YOUR TASK -
Copy every entry exactly, but skip the pictures.

───

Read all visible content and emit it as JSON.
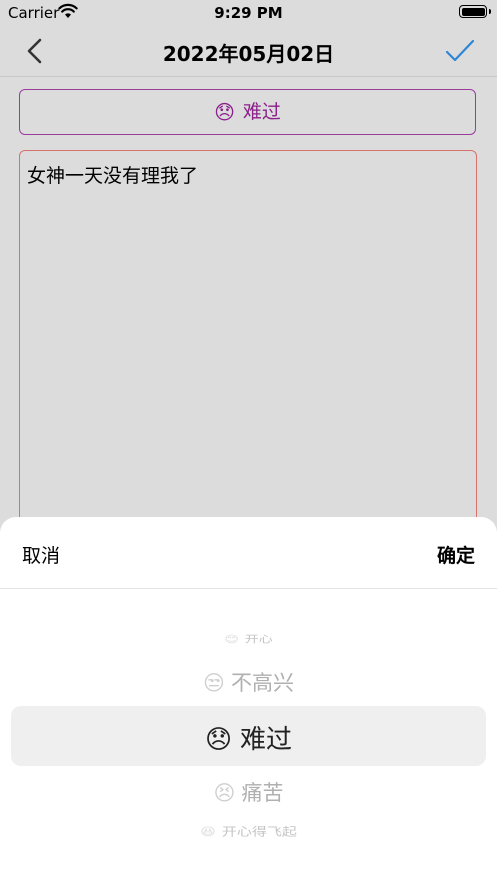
{
  "status": {
    "carrier": "Carrier",
    "time": "9:29 PM"
  },
  "nav": {
    "title": "2022年05月02日"
  },
  "mood": {
    "emoji": "😞",
    "label": "难过"
  },
  "diary": {
    "text": "女神一天没有理我了"
  },
  "sheet": {
    "cancel_label": "取消",
    "confirm_label": "确定",
    "options": [
      {
        "emoji": "😊",
        "label": "开心"
      },
      {
        "emoji": "😒",
        "label": "不高兴"
      },
      {
        "emoji": "😞",
        "label": "难过"
      },
      {
        "emoji": "😣",
        "label": "痛苦"
      },
      {
        "emoji": "😆",
        "label": "开心得飞起"
      }
    ],
    "selected_index": 2
  }
}
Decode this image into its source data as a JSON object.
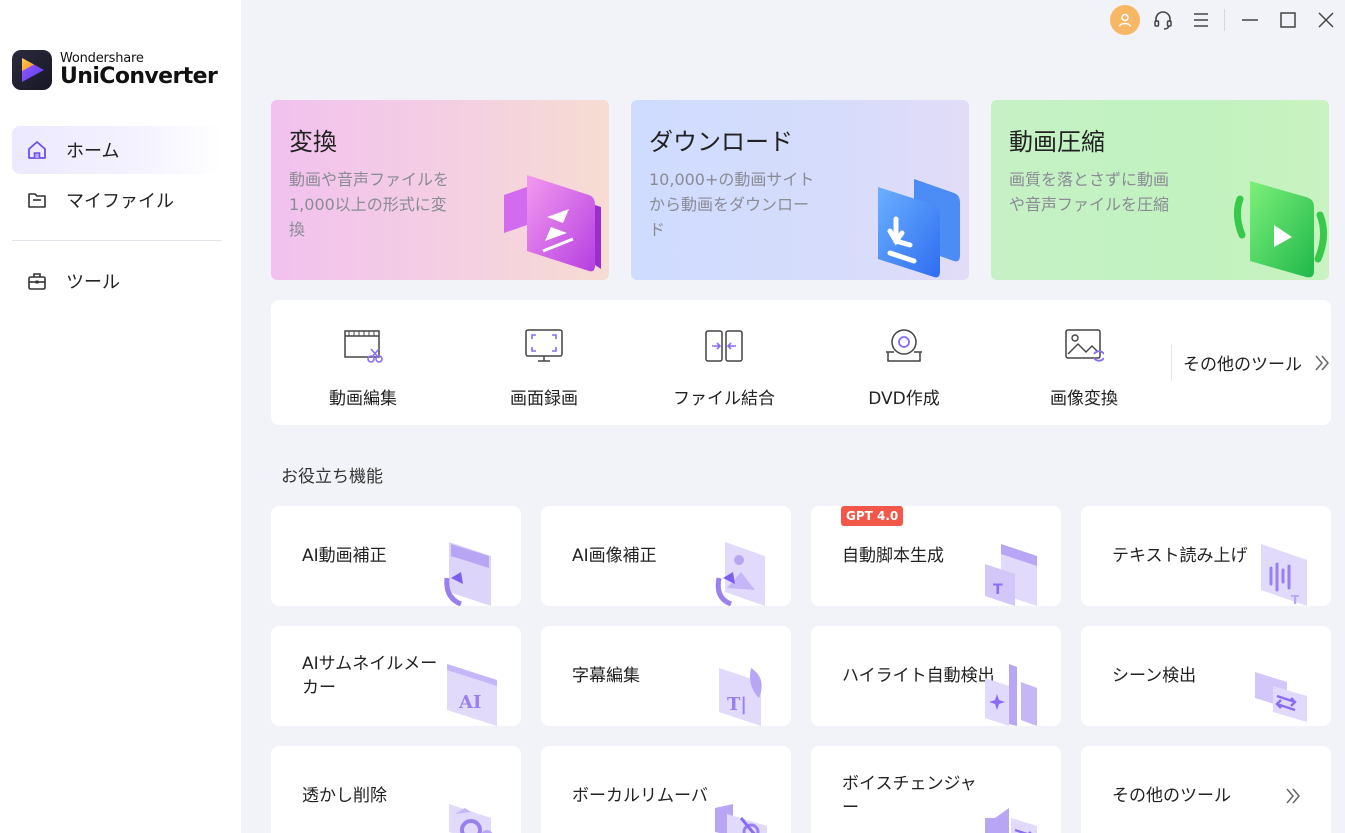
{
  "app": {
    "brand_small": "Wondershare",
    "brand_big": "UniConverter"
  },
  "sidebar": {
    "items": [
      {
        "label": "ホーム",
        "icon": "home-icon",
        "active": true
      },
      {
        "label": "マイファイル",
        "icon": "folder-icon",
        "active": false
      },
      {
        "label": "ツール",
        "icon": "toolbox-icon",
        "active": false
      }
    ]
  },
  "titlebar": {
    "icons": [
      "avatar-icon",
      "headset-icon",
      "menu-icon",
      "minimize-icon",
      "maximize-icon",
      "close-icon"
    ]
  },
  "hero": [
    {
      "title": "変換",
      "desc": "動画や音声ファイルを1,000以上の形式に変換"
    },
    {
      "title": "ダウンロード",
      "desc": "10,000+の動画サイトから動画をダウンロード"
    },
    {
      "title": "動画圧縮",
      "desc": "画質を落とさずに動画や音声ファイルを圧縮"
    }
  ],
  "tools": {
    "items": [
      {
        "label": "動画編集",
        "icon": "video-edit-icon"
      },
      {
        "label": "画面録画",
        "icon": "screen-record-icon"
      },
      {
        "label": "ファイル結合",
        "icon": "merge-icon"
      },
      {
        "label": "DVD作成",
        "icon": "dvd-icon"
      },
      {
        "label": "画像変換",
        "icon": "image-convert-icon"
      }
    ],
    "more": "その他のツール"
  },
  "section": {
    "title": "お役立ち機能"
  },
  "features": [
    {
      "label": "AI動画補正"
    },
    {
      "label": "AI画像補正"
    },
    {
      "label": "自動脚本生成",
      "badge": "GPT 4.0"
    },
    {
      "label": "テキスト読み上げ"
    },
    {
      "label": "AIサムネイルメーカー"
    },
    {
      "label": "字幕編集"
    },
    {
      "label": "ハイライト自動検出"
    },
    {
      "label": "シーン検出"
    },
    {
      "label": "透かし削除"
    },
    {
      "label": "ボーカルリムーバ"
    },
    {
      "label": "ボイスチェンジャー"
    },
    {
      "label": "その他のツール"
    }
  ],
  "colors": {
    "accent": "#8b6cf5",
    "badge": "#f2574a",
    "avatar": "#f8b765"
  }
}
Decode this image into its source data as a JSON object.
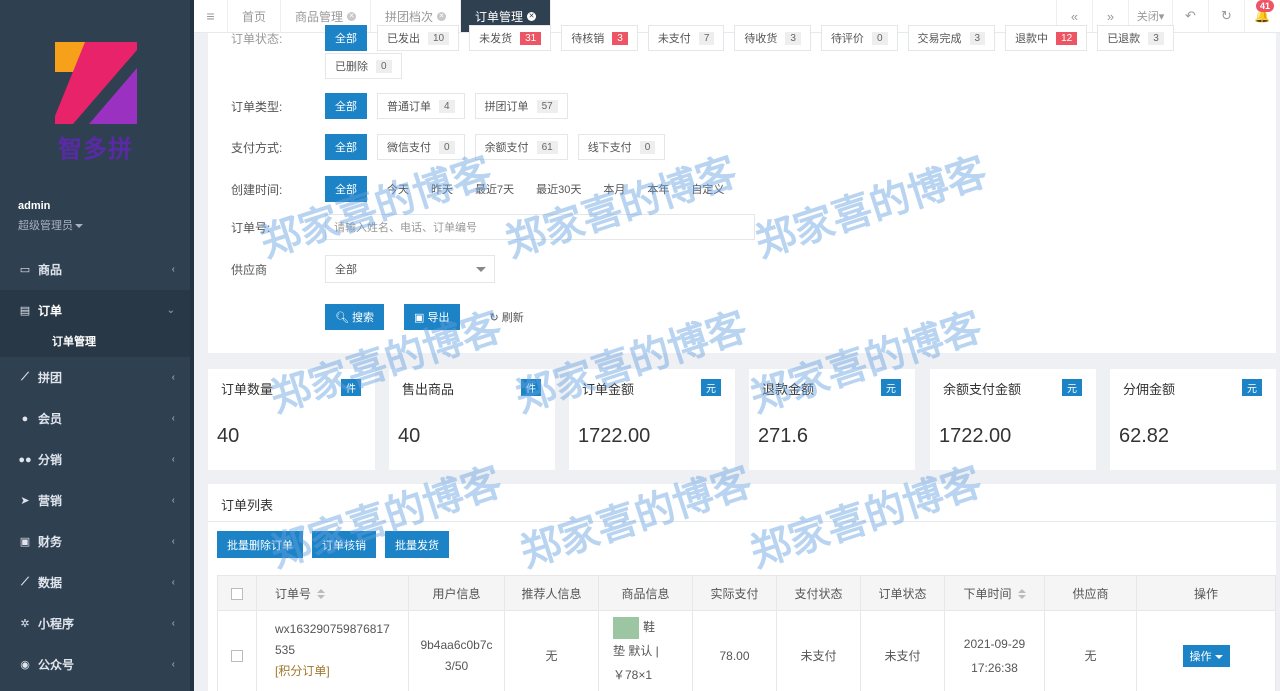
{
  "sidebar": {
    "logo_text": "智多拼",
    "user": "admin",
    "role": "超级管理员",
    "menu": [
      {
        "label": "商品",
        "icon": "monitor-icon"
      },
      {
        "label": "订单",
        "icon": "document-icon"
      },
      {
        "label": "拼团",
        "icon": "chart-icon"
      },
      {
        "label": "会员",
        "icon": "user-icon"
      },
      {
        "label": "分销",
        "icon": "users-icon"
      },
      {
        "label": "营销",
        "icon": "send-icon"
      },
      {
        "label": "财务",
        "icon": "money-icon"
      },
      {
        "label": "数据",
        "icon": "area-chart-icon"
      },
      {
        "label": "小程序",
        "icon": "share-icon"
      },
      {
        "label": "公众号",
        "icon": "wechat-icon"
      }
    ],
    "submenu": "订单管理"
  },
  "topbar": {
    "tabs": [
      {
        "label": "首页"
      },
      {
        "label": "商品管理"
      },
      {
        "label": "拼团档次"
      },
      {
        "label": "订单管理"
      }
    ],
    "close_label": "关闭",
    "notification_count": "41"
  },
  "filters": {
    "row0": [
      {
        "label": "全部"
      },
      {
        "label": "已发出",
        "count": "10"
      },
      {
        "label": "未发货",
        "count": "31"
      },
      {
        "label": "待核销",
        "count": "3"
      },
      {
        "label": "未支付",
        "count": "7"
      },
      {
        "label": "待收货",
        "count": "3"
      },
      {
        "label": "待评价",
        "count": "0"
      },
      {
        "label": "交易完成",
        "count": "3"
      },
      {
        "label": "退款中",
        "count": "12"
      },
      {
        "label": "已退款",
        "count": "3"
      }
    ],
    "deleted": {
      "label": "已删除",
      "count": "0"
    },
    "order_type": {
      "label": "订单类型:",
      "options": [
        {
          "label": "全部"
        },
        {
          "label": "普通订单",
          "count": "4"
        },
        {
          "label": "拼团订单",
          "count": "57"
        }
      ]
    },
    "pay_method": {
      "label": "支付方式:",
      "options": [
        {
          "label": "全部"
        },
        {
          "label": "微信支付",
          "count": "0"
        },
        {
          "label": "余额支付",
          "count": "61"
        },
        {
          "label": "线下支付",
          "count": "0"
        }
      ]
    },
    "created_time": {
      "label": "创建时间:",
      "options": [
        "全部",
        "今天",
        "昨天",
        "最近7天",
        "最近30天",
        "本月",
        "本年",
        "自定义"
      ]
    },
    "order_no": {
      "label": "订单号:",
      "placeholder": "请输入姓名、电话、订单编号"
    },
    "supplier": {
      "label": "供应商",
      "value": "全部"
    },
    "search_btn": "搜索",
    "export_btn": "导出",
    "refresh_btn": "刷新"
  },
  "stats": [
    {
      "label": "订单数量",
      "unit": "件",
      "value": "40"
    },
    {
      "label": "售出商品",
      "unit": "件",
      "value": "40"
    },
    {
      "label": "订单金额",
      "unit": "元",
      "value": "1722.00"
    },
    {
      "label": "退款金额",
      "unit": "元",
      "value": "271.6"
    },
    {
      "label": "余额支付金额",
      "unit": "元",
      "value": "1722.00"
    },
    {
      "label": "分佣金额",
      "unit": "元",
      "value": "62.82"
    }
  ],
  "list": {
    "title": "订单列表",
    "actions": [
      "批量删除订单",
      "订单核销",
      "批量发货"
    ],
    "columns": [
      "订单号",
      "用户信息",
      "推荐人信息",
      "商品信息",
      "实际支付",
      "支付状态",
      "订单状态",
      "下单时间",
      "供应商",
      "操作"
    ],
    "rows": [
      {
        "order_no_1": "wx163290759876817",
        "order_no_2": "535",
        "order_tag": "[积分订单]",
        "user_1": "9b4aa6c0b7c",
        "user_2": "3/50",
        "referrer": "无",
        "product_1": "鞋",
        "product_2": "垫 默认 |",
        "product_3": "￥78×1",
        "paid": "78.00",
        "pay_status": "未支付",
        "order_status": "未支付",
        "time_1": "2021-09-29",
        "time_2": "17:26:38",
        "supplier": "无",
        "op": "操作"
      }
    ]
  },
  "watermark": "郑家喜的博客"
}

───

EXPECTED ANSWER -
Read all visible content and emit it as JSON.
{
  "status": {
    "carrier": "Carrier",
    "time": "9:29 PM"
  },
  "nav": {
    "title": "2022年05月02日"
  },
  "mood": {
    "emoji": "😞",
    "label": "难过"
  },
  "diary": {
    "text": "女神一天没有理我了"
  },
  "sheet": {
    "cancel_label": "取消",
    "confirm_label": "确定",
    "options": [
      {
        "emoji": "😊",
        "label": "开心"
      },
      {
        "emoji": "😒",
        "label": "不高兴"
      },
      {
        "emoji": "😞",
        "label": "难过"
      },
      {
        "emoji": "😣",
        "label": "痛苦"
      },
      {
        "emoji": "😆",
        "label": "开心得飞起"
      }
    ],
    "selected_index": 2
  }
}
Decode this image into its source data as a JSON object.
{
  "app": {
    "brand_small": "Wondershare",
    "brand_big": "UniConverter"
  },
  "sidebar": {
    "items": [
      {
        "label": "ホーム",
        "icon": "home-icon",
        "active": true
      },
      {
        "label": "マイファイル",
        "icon": "folder-icon",
        "active": false
      },
      {
        "label": "ツール",
        "icon": "toolbox-icon",
        "active": false
      }
    ]
  },
  "titlebar": {
    "icons": [
      "avatar-icon",
      "headset-icon",
      "menu-icon",
      "minimize-icon",
      "maximize-icon",
      "close-icon"
    ]
  },
  "hero": [
    {
      "title": "変換",
      "desc": "動画や音声ファイルを1,000以上の形式に変換"
    },
    {
      "title": "ダウンロード",
      "desc": "10,000+の動画サイトから動画をダウンロード"
    },
    {
      "title": "動画圧縮",
      "desc": "画質を落とさずに動画や音声ファイルを圧縮"
    }
  ],
  "tools": {
    "items": [
      {
        "label": "動画編集",
        "icon": "video-edit-icon"
      },
      {
        "label": "画面録画",
        "icon": "screen-record-icon"
      },
      {
        "label": "ファイル結合",
        "icon": "merge-icon"
      },
      {
        "label": "DVD作成",
        "icon": "dvd-icon"
      },
      {
        "label": "画像変換",
        "icon": "image-convert-icon"
      }
    ],
    "more": "その他のツール"
  },
  "section": {
    "title": "お役立ち機能"
  },
  "features": [
    {
      "label": "AI動画補正"
    },
    {
      "label": "AI画像補正"
    },
    {
      "label": "自動脚本生成",
      "badge": "GPT 4.0"
    },
    {
      "label": "テキスト読み上げ"
    },
    {
      "label": "AIサムネイルメーカー"
    },
    {
      "label": "字幕編集"
    },
    {
      "label": "ハイライト自動検出"
    },
    {
      "label": "シーン検出"
    },
    {
      "label": "透かし削除"
    },
    {
      "label": "ボーカルリムーバ"
    },
    {
      "label": "ボイスチェンジャー"
    },
    {
      "label": "その他のツール"
    }
  ],
  "colors": {
    "accent": "#8b6cf5",
    "badge": "#f2574a",
    "avatar": "#f8b765"
  }
}
Decode this image into its source data as a JSON object.
{
  "sidebar": {
    "logo_text": "智多拼",
    "user": "admin",
    "role": "超级管理员",
    "menu": [
      {
        "label": "商品",
        "icon": "monitor-icon"
      },
      {
        "label": "订单",
        "icon": "document-icon"
      },
      {
        "label": "拼团",
        "icon": "chart-icon"
      },
      {
        "label": "会员",
        "icon": "user-icon"
      },
      {
        "label": "分销",
        "icon": "users-icon"
      },
      {
        "label": "营销",
        "icon": "send-icon"
      },
      {
        "label": "财务",
        "icon": "money-icon"
      },
      {
        "label": "数据",
        "icon": "area-chart-icon"
      },
      {
        "label": "小程序",
        "icon": "share-icon"
      },
      {
        "label": "公众号",
        "icon": "wechat-icon"
      }
    ],
    "submenu": "订单管理"
  },
  "topbar": {
    "tabs": [
      {
        "label": "首页"
      },
      {
        "label": "商品管理"
      },
      {
        "label": "拼团档次"
      },
      {
        "label": "订单管理"
      }
    ],
    "close_label": "关闭",
    "notification_count": "41"
  },
  "filters": {
    "row0": [
      {
        "label": "全部"
      },
      {
        "label": "已发出",
        "count": "10"
      },
      {
        "label": "未发货",
        "count": "31"
      },
      {
        "label": "待核销",
        "count": "3"
      },
      {
        "label": "未支付",
        "count": "7"
      },
      {
        "label": "待收货",
        "count": "3"
      },
      {
        "label": "待评价",
        "count": "0"
      },
      {
        "label": "交易完成",
        "count": "3"
      },
      {
        "label": "退款中",
        "count": "12"
      },
      {
        "label": "已退款",
        "count": "3"
      }
    ],
    "deleted": {
      "label": "已删除",
      "count": "0"
    },
    "order_type": {
      "label": "订单类型:",
      "options": [
        {
          "label": "全部"
        },
        {
          "label": "普通订单",
          "count": "4"
        },
        {
          "label": "拼团订单",
          "count": "57"
        }
      ]
    },
    "pay_method": {
      "label": "支付方式:",
      "options": [
        {
          "label": "全部"
        },
        {
          "label": "微信支付",
          "count": "0"
        },
        {
          "label": "余额支付",
          "count": "61"
        },
        {
          "label": "线下支付",
          "count": "0"
        }
      ]
    },
    "created_time": {
      "label": "创建时间:",
      "options": [
        "全部",
        "今天",
        "昨天",
        "最近7天",
        "最近30天",
        "本月",
        "本年",
        "自定义"
      ]
    },
    "order_no": {
      "label": "订单号:",
      "placeholder": "请输入姓名、电话、订单编号"
    },
    "supplier": {
      "label": "供应商",
      "value": "全部"
    },
    "search_btn": "搜索",
    "export_btn": "导出",
    "refresh_btn": "刷新"
  },
  "stats": [
    {
      "label": "订单数量",
      "unit": "件",
      "value": "40"
    },
    {
      "label": "售出商品",
      "unit": "件",
      "value": "40"
    },
    {
      "label": "订单金额",
      "unit": "元",
      "value": "1722.00"
    },
    {
      "label": "退款金额",
      "unit": "元",
      "value": "271.6"
    },
    {
      "label": "余额支付金额",
      "unit": "元",
      "value": "1722.00"
    },
    {
      "label": "分佣金额",
      "unit": "元",
      "value": "62.82"
    }
  ],
  "list": {
    "title": "订单列表",
    "actions": [
      "批量删除订单",
      "订单核销",
      "批量发货"
    ],
    "columns": [
      "订单号",
      "用户信息",
      "推荐人信息",
      "商品信息",
      "实际支付",
      "支付状态",
      "订单状态",
      "下单时间",
      "供应商",
      "操作"
    ],
    "rows": [
      {
        "order_no_1": "wx163290759876817",
        "order_no_2": "535",
        "order_tag": "[积分订单]",
        "user_1": "9b4aa6c0b7c",
        "user_2": "3/50",
        "referrer": "无",
        "product_1": "鞋",
        "product_2": "垫 默认 |",
        "product_3": "￥78×1",
        "paid": "78.00",
        "pay_status": "未支付",
        "order_status": "未支付",
        "time_1": "2021-09-29",
        "time_2": "17:26:38",
        "supplier": "无",
        "op": "操作"
      }
    ]
  },
  "watermark": "郑家喜的博客"
}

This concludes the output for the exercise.